As the players came out of the locker room, they were all very friendly. They were happy to see the group of about 10 Yankees fans that were gathered to try to get autographs. I got a bunch of autographs that day, including an obscure catcher that had recently been called up from Single-A. I think he was surprised that I even had a baseball card of him.
Brien Taylor was one of the last players to come out of the locker room. His attitude was totally different from the rest of his teammates. I remember that he was wearing sunglasses, and he didn’t say a word to me or the other fans as he briskly jogged towards the team bus. I decided to run after him. “Mr. Taylor, I’m a huge Yankees fan – could I please have your autograph”, I yelled out to him. But it didn’t matter. The 21-year old hot shot was determined to ignore all of the fans that day.
I was very disappointed, and I when I got home I put all of the cards that I did get autographed into pages in a binder and didn’t think about them much after that day. After the 1993 season, Brien Taylor tore his labrum in a fight in his hometown, and his career was effectively over. It couldn’t have happened to a bigger asshole…
Earlier this year, I was going through binders of old baseball cards in my attic, and I came across the binder in which I placed the cards that I had autographed at the game in Binghamton. Most of the players whose autographs I received never made it to the major leagues.
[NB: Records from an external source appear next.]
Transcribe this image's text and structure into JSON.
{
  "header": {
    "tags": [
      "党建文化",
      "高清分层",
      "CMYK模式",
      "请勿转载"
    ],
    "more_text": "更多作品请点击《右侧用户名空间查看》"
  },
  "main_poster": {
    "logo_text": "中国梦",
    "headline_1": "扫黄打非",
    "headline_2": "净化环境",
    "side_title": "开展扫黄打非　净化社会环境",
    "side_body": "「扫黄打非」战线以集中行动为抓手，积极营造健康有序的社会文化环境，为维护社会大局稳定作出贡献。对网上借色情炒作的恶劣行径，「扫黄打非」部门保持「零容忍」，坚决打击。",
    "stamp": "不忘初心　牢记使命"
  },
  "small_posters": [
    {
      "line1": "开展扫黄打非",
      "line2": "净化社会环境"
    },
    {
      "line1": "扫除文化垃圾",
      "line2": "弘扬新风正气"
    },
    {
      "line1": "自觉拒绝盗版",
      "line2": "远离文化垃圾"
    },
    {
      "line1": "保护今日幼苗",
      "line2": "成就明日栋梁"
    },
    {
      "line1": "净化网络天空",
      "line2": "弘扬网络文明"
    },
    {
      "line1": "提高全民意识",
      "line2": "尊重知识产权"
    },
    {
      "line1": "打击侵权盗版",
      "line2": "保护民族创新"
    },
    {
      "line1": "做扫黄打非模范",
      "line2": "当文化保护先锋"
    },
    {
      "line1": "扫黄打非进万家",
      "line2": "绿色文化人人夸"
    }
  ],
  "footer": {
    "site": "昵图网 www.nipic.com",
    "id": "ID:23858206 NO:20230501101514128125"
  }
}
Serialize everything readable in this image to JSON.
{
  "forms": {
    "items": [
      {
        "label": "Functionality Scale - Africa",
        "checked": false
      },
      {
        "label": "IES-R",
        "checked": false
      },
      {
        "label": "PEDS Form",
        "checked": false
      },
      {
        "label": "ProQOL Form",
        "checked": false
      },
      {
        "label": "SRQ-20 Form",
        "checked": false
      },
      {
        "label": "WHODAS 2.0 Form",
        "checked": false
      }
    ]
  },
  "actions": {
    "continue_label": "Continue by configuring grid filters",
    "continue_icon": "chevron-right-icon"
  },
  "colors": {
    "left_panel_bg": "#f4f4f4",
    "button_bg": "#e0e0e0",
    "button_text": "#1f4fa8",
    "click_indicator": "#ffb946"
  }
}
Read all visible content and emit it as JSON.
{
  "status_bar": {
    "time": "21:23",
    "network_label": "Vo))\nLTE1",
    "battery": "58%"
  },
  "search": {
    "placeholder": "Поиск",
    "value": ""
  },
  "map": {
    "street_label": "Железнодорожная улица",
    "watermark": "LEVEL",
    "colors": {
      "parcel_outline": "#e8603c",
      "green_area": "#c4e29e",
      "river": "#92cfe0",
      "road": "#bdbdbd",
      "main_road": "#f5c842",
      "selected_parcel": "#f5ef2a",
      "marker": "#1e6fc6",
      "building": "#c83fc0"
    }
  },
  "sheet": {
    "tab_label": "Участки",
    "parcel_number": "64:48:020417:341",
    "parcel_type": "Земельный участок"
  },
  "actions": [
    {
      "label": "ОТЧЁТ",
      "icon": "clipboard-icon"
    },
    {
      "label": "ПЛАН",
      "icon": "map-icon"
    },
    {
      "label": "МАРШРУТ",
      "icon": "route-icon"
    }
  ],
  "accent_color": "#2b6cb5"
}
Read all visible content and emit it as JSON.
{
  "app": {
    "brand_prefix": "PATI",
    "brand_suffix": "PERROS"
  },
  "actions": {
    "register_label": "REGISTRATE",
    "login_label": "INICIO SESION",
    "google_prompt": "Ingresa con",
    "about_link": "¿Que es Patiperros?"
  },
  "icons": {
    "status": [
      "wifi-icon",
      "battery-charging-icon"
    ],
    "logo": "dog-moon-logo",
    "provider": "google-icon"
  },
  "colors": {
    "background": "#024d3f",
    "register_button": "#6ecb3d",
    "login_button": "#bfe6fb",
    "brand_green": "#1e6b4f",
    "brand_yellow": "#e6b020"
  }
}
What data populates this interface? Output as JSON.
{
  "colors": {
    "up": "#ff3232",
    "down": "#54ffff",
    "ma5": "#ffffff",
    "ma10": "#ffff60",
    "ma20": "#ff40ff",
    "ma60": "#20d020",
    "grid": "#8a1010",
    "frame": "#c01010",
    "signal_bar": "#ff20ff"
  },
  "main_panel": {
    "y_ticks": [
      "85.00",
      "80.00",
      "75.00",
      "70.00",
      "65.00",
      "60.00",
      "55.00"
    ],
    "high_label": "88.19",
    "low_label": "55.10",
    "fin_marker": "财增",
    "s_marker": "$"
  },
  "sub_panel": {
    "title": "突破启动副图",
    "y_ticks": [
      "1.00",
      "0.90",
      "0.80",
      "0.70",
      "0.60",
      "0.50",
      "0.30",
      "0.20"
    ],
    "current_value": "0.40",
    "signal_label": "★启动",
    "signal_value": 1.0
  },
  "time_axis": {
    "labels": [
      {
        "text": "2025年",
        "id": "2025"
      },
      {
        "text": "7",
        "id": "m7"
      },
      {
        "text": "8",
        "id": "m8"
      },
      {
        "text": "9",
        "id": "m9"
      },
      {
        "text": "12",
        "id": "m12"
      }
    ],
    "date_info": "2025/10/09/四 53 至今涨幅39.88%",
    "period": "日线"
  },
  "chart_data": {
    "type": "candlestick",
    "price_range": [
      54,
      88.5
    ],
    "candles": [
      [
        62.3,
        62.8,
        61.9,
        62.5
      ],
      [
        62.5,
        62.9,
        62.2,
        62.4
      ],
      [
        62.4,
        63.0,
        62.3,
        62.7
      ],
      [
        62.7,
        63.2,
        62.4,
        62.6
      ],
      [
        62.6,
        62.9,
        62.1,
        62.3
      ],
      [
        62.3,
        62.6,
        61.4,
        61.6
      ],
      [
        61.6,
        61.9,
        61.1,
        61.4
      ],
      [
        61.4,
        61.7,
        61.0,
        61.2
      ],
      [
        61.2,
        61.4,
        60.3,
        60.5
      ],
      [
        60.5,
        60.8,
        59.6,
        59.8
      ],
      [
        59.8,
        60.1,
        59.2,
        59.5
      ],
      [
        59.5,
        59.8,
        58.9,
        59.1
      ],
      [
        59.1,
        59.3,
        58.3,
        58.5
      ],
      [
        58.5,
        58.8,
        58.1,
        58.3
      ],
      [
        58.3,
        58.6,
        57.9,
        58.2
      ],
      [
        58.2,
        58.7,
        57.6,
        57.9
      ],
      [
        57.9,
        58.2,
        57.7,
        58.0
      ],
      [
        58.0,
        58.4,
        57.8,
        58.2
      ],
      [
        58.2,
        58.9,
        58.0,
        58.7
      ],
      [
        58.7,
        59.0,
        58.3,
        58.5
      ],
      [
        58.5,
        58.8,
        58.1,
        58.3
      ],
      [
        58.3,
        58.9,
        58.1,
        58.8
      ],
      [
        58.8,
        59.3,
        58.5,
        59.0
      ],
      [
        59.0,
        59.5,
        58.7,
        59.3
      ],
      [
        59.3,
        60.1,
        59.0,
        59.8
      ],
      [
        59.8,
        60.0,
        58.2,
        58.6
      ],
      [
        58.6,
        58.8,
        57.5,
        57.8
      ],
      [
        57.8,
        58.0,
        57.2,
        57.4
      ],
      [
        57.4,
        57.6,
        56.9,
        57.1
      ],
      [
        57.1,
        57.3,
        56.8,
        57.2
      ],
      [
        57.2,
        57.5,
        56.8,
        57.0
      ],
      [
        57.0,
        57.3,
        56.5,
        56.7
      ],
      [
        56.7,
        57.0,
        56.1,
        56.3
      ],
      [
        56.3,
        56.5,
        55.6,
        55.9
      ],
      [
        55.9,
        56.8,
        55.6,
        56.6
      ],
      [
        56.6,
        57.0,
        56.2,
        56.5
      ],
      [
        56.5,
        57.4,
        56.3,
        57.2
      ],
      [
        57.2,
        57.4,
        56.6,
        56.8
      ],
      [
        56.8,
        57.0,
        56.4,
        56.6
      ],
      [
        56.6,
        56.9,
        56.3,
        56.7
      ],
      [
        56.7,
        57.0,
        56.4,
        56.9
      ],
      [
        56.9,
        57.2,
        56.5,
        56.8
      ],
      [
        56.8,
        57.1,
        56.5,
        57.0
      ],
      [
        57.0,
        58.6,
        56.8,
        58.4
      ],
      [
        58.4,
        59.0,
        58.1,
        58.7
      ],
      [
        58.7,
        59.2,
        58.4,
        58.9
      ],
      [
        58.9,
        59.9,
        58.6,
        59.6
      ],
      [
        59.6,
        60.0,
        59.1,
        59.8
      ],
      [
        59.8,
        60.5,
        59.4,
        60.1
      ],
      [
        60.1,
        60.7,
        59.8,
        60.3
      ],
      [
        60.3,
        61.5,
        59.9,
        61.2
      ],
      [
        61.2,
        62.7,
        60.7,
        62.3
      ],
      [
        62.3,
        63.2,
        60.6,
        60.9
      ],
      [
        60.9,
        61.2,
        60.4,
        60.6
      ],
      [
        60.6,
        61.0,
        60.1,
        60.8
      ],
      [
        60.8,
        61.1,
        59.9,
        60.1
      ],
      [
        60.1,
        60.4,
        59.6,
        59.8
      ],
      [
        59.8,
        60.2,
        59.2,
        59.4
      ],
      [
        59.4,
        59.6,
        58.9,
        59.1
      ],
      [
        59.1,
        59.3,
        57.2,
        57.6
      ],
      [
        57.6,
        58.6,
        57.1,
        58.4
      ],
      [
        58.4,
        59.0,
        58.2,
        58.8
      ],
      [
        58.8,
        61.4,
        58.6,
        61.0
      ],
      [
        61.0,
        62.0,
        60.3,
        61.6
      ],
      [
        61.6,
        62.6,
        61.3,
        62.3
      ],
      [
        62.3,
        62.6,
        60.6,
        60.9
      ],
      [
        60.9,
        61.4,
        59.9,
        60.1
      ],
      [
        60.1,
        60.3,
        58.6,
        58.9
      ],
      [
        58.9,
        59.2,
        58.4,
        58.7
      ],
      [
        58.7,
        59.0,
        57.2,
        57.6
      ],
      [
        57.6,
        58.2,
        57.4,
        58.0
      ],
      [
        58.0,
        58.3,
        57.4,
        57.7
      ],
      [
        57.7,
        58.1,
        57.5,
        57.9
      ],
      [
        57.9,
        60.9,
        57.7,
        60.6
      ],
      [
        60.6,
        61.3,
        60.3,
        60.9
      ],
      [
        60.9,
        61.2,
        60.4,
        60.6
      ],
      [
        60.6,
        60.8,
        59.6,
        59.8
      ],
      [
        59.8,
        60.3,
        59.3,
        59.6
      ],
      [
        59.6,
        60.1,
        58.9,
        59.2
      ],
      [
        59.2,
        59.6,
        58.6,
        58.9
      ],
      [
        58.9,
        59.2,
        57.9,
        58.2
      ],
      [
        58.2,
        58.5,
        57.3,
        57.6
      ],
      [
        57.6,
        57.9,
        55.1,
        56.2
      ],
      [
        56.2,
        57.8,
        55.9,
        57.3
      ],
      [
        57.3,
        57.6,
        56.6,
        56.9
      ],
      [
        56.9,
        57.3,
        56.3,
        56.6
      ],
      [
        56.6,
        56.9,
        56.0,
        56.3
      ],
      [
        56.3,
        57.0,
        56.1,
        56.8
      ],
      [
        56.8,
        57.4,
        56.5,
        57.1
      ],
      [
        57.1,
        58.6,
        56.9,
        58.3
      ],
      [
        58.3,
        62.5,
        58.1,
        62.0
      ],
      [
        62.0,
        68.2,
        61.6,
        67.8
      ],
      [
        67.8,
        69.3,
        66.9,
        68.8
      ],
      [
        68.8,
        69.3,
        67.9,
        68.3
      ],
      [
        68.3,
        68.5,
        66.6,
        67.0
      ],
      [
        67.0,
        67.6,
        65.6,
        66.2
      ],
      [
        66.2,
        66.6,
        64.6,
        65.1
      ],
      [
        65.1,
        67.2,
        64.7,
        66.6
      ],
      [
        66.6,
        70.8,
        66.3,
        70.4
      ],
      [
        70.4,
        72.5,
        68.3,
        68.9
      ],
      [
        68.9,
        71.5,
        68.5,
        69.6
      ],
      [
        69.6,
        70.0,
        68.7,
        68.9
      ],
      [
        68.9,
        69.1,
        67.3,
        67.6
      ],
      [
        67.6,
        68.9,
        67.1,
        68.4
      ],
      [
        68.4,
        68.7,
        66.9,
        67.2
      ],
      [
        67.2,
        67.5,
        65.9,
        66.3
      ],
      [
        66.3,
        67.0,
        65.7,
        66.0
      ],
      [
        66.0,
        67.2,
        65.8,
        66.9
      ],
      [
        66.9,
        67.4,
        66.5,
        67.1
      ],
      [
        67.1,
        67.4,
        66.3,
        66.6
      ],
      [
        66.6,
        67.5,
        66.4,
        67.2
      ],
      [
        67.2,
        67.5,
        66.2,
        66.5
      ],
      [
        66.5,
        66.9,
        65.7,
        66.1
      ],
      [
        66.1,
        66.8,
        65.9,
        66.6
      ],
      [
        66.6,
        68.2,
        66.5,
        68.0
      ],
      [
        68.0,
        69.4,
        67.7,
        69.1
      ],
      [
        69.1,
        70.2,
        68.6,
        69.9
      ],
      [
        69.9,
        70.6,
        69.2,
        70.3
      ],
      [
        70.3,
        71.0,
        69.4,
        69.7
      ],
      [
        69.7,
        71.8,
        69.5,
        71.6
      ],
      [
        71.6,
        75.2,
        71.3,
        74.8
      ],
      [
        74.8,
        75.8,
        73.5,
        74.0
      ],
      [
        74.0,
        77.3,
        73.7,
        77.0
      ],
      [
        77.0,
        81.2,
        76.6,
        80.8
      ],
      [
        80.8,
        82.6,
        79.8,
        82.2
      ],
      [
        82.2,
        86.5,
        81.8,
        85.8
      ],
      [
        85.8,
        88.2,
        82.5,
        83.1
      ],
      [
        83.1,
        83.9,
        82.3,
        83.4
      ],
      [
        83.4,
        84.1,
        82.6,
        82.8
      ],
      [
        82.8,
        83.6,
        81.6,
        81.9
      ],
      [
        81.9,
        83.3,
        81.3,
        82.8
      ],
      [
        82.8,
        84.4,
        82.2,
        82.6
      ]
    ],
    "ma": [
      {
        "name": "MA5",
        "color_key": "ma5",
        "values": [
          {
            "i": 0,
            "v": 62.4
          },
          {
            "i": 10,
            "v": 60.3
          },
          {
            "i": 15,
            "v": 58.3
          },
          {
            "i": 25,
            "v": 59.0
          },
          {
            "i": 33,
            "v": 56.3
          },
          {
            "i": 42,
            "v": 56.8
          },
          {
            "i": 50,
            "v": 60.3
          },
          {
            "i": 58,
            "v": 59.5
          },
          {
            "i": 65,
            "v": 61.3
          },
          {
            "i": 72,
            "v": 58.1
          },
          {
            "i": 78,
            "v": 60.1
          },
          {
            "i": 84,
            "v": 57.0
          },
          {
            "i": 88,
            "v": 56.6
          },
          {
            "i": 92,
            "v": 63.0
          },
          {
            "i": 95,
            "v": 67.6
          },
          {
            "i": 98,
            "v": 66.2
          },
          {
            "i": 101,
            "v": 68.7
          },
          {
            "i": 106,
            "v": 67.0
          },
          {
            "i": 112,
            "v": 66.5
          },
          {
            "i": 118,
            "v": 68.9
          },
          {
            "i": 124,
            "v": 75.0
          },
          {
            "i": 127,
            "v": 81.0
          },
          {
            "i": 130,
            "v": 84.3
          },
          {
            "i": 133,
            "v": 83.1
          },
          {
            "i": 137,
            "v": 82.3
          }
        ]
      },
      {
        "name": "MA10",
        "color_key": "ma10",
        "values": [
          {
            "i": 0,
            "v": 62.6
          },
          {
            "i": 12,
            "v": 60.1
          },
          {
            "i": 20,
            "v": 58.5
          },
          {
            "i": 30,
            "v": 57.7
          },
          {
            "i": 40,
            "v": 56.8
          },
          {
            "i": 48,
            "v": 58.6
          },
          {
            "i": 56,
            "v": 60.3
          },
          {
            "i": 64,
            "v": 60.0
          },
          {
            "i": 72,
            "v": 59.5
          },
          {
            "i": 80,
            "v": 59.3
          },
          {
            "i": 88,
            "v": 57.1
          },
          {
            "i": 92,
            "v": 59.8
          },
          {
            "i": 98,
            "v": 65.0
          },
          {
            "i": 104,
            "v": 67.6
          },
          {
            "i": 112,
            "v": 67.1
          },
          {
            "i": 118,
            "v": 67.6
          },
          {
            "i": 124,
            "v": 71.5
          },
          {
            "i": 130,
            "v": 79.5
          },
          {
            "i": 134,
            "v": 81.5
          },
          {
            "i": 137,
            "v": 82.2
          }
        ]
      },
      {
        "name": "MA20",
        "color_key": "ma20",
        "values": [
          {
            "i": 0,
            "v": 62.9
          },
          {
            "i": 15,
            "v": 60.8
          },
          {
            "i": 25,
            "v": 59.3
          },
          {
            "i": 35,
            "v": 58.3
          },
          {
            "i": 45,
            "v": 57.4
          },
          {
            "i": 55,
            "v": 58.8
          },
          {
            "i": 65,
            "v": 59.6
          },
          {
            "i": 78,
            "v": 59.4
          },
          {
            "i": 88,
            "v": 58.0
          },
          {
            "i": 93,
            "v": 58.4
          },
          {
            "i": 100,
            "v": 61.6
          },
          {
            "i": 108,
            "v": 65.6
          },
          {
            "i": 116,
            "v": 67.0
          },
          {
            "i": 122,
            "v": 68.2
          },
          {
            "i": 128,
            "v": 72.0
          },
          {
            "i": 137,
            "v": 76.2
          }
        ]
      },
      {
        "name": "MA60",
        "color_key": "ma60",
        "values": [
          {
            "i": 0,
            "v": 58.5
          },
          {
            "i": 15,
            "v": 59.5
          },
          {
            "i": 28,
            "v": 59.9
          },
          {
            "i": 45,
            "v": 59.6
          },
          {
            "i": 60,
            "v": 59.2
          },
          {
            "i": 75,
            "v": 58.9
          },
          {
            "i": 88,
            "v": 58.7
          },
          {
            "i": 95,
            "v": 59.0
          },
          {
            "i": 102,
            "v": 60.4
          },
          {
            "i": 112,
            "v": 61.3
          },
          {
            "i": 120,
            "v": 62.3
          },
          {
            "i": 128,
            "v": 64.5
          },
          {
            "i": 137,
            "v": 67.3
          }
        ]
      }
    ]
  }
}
But I did come across one guy that you may have heard of, that obscure catcher that nobody really cared about in 1993:
I think his career worked out a little bit better than Brien Taylor’s did…